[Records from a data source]
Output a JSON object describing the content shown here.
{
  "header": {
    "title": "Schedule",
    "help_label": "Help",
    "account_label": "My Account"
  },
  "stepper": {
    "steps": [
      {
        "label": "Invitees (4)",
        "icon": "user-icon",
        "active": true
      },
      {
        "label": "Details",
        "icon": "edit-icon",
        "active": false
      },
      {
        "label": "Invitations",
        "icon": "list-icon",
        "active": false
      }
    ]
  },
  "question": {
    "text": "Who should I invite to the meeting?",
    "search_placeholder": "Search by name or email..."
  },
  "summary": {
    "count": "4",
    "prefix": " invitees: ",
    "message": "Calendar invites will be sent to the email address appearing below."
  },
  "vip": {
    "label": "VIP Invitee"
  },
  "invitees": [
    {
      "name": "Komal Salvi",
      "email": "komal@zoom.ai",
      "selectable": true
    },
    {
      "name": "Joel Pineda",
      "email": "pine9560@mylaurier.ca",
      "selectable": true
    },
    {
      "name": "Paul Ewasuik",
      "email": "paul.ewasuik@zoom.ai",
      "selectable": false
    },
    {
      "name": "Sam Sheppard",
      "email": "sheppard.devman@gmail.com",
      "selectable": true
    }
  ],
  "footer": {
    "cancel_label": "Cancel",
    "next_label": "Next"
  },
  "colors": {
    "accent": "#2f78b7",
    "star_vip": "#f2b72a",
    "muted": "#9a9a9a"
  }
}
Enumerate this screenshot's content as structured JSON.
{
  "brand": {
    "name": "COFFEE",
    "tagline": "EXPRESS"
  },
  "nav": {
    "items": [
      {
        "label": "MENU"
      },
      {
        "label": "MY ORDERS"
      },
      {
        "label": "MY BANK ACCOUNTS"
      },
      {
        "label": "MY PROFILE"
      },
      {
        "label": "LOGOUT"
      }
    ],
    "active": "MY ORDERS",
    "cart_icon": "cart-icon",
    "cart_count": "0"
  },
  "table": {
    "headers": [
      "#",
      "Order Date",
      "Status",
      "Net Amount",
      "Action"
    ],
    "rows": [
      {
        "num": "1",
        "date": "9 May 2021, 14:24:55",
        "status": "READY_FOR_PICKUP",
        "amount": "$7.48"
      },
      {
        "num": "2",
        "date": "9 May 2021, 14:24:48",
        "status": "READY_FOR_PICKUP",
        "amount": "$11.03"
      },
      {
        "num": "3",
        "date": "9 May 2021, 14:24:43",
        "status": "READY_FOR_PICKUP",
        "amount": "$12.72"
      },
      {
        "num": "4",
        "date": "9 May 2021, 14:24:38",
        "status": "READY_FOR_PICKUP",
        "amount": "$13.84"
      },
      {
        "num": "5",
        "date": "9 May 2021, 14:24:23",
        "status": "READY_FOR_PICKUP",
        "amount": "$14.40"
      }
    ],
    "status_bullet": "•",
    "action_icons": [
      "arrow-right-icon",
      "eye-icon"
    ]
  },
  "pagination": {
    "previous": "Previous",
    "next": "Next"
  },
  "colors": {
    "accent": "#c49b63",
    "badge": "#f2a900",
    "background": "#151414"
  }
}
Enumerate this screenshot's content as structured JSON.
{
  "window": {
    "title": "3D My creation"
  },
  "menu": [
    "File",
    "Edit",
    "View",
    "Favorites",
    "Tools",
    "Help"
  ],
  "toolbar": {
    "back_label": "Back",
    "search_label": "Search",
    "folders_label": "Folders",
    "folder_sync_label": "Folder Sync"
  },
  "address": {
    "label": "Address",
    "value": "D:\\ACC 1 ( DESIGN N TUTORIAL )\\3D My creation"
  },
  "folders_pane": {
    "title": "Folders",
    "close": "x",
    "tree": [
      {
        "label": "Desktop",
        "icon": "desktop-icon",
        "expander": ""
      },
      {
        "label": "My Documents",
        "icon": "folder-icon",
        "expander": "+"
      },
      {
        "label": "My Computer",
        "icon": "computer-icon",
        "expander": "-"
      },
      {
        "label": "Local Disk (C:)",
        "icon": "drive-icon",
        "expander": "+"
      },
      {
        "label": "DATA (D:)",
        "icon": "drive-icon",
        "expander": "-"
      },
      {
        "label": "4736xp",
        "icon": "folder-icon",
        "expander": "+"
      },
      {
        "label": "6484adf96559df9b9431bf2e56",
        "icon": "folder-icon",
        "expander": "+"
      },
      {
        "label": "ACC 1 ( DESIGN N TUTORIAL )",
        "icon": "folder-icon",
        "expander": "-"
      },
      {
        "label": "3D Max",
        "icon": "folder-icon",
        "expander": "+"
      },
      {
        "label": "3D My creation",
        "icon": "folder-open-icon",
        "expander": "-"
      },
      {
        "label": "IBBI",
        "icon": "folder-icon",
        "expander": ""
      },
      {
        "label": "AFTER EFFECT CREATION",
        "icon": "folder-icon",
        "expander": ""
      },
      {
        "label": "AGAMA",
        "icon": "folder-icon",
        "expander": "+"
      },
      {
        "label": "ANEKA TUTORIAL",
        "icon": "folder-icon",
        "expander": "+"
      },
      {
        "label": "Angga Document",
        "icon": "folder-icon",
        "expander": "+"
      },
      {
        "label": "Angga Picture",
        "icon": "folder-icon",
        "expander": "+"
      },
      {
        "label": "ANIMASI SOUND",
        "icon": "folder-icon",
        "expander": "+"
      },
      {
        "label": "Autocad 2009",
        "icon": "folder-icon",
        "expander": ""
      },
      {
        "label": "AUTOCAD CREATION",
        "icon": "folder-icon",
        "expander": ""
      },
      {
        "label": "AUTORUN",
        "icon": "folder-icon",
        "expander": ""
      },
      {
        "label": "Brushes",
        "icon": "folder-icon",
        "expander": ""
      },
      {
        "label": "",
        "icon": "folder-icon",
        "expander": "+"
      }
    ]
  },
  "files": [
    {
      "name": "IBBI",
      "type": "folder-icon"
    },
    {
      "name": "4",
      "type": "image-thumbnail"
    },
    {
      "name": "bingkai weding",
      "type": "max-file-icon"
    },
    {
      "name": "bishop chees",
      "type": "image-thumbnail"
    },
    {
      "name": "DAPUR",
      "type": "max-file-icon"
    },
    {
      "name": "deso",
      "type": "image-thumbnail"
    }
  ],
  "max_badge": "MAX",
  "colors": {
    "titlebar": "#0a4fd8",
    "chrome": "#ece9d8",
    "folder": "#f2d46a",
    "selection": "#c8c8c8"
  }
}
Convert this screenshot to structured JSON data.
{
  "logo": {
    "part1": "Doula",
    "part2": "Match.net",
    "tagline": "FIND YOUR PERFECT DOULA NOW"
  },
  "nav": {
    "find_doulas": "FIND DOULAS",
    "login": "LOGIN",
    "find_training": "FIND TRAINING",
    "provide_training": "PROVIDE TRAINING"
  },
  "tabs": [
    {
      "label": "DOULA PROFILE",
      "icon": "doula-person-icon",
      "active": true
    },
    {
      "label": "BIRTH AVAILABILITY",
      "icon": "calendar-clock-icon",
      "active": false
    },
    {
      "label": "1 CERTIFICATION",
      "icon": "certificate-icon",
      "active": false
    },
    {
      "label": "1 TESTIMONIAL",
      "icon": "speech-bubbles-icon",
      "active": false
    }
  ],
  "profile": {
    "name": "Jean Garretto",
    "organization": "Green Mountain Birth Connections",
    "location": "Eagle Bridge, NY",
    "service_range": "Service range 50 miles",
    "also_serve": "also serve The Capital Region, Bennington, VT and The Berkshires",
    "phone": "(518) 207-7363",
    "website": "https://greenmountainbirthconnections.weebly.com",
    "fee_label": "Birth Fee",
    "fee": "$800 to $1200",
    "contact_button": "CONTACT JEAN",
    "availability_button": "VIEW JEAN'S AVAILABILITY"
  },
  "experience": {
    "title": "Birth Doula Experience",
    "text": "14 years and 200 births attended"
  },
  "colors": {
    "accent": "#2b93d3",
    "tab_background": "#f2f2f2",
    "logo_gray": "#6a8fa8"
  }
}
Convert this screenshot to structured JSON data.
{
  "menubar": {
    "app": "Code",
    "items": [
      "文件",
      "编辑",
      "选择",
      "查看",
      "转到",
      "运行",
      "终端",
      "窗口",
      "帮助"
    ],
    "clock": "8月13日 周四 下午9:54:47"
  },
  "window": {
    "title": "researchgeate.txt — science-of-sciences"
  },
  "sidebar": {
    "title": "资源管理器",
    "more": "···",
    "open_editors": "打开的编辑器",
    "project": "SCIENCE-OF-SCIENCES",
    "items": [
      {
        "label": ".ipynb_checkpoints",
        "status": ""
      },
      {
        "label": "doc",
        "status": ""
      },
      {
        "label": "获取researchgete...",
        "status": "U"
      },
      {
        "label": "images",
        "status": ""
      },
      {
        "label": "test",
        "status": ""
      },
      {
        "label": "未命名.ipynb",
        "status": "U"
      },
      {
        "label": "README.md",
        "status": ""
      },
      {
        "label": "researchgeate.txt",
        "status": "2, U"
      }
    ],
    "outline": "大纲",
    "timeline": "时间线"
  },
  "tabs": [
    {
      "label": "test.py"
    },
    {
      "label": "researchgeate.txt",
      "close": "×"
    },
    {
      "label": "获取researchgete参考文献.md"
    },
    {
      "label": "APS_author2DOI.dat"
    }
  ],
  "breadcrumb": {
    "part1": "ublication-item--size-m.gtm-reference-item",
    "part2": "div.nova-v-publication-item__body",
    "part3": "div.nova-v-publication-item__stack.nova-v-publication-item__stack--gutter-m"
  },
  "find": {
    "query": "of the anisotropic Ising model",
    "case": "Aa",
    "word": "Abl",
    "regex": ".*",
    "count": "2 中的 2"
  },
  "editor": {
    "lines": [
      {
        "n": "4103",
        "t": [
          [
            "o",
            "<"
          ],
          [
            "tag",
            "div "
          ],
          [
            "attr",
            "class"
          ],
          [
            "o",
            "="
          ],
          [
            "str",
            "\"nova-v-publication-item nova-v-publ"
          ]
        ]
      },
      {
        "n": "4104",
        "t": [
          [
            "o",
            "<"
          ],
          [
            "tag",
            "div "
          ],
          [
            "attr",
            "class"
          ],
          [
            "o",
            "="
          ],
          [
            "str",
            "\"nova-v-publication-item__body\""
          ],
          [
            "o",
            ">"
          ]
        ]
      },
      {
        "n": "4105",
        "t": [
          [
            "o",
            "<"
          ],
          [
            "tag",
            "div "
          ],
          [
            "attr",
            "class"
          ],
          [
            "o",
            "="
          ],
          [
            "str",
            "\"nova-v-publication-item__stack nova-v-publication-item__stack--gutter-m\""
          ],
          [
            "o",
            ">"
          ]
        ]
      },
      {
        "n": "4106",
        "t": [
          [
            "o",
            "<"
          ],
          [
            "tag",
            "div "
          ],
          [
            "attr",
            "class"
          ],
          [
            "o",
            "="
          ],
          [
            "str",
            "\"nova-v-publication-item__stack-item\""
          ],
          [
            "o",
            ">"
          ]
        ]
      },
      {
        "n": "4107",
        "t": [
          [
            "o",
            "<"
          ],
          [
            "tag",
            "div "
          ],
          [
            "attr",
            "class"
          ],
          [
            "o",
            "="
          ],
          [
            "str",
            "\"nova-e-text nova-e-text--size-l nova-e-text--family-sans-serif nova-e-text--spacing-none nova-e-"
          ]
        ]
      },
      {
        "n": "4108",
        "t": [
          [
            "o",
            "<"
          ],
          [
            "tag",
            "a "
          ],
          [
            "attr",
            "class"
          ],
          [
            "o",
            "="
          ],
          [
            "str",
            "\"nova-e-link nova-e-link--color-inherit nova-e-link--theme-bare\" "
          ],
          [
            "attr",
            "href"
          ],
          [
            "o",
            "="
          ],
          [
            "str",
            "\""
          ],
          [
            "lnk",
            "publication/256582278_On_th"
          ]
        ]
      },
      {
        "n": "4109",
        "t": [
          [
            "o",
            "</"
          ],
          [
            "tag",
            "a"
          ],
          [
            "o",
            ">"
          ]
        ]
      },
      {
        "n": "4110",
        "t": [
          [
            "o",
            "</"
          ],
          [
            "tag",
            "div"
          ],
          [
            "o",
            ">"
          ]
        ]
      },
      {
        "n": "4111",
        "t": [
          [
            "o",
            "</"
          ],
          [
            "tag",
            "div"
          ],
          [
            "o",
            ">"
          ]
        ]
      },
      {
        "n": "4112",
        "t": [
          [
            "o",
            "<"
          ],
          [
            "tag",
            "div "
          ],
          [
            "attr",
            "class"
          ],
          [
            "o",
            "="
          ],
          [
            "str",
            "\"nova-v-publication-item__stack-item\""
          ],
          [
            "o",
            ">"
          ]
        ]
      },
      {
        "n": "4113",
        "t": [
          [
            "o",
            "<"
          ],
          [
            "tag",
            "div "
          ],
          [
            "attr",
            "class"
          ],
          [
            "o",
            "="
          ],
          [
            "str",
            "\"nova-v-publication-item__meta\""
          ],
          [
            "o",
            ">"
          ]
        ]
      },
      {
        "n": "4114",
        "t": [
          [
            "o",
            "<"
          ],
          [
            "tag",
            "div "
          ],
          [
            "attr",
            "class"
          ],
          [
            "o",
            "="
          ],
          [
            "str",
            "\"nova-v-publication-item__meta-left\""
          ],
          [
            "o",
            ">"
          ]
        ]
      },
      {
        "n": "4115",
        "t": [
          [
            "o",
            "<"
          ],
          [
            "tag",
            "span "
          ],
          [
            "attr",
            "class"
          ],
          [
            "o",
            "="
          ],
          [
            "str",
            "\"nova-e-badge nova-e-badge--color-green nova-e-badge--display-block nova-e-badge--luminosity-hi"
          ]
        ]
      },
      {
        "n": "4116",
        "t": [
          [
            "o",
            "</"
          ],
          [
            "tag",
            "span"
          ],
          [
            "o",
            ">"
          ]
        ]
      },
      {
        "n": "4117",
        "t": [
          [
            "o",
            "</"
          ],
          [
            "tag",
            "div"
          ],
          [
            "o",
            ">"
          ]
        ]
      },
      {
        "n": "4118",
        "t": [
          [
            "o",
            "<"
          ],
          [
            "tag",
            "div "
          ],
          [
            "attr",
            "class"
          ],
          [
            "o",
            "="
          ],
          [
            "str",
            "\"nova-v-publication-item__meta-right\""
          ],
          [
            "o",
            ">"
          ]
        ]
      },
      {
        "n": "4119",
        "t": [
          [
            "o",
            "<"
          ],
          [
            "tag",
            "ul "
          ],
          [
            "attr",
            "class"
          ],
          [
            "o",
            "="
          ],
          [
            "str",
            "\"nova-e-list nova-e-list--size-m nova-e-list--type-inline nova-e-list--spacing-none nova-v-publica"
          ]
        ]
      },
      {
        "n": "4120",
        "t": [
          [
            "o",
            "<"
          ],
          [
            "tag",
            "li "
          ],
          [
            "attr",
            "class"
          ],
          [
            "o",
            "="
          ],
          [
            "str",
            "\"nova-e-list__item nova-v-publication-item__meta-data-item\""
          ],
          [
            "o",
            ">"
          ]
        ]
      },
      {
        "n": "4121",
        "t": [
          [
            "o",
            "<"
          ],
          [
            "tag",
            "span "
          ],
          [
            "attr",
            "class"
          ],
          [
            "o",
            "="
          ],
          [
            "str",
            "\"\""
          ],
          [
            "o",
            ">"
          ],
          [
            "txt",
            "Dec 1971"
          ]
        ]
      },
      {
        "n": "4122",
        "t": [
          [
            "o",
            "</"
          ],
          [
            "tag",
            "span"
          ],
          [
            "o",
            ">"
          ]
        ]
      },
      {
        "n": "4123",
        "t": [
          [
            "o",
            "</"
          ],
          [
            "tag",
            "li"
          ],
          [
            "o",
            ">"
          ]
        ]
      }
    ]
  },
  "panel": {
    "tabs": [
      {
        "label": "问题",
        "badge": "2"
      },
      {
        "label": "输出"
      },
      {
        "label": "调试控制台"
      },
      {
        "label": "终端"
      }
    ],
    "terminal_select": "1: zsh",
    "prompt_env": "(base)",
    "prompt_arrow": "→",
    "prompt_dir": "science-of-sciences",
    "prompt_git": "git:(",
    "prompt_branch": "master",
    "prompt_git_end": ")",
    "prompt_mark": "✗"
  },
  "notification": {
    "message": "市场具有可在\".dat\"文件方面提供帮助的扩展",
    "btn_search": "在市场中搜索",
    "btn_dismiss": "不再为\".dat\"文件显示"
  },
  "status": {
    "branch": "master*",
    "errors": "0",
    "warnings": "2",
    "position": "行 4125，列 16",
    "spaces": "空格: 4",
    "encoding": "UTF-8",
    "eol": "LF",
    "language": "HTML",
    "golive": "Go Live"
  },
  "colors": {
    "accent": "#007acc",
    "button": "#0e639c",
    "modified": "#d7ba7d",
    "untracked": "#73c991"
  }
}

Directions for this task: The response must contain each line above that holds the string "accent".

Solution to the exercise:
    "accent": "#2f78b7",
    "accent": "#c49b63",
    "accent": "#2b93d3",
    "accent": "#007acc",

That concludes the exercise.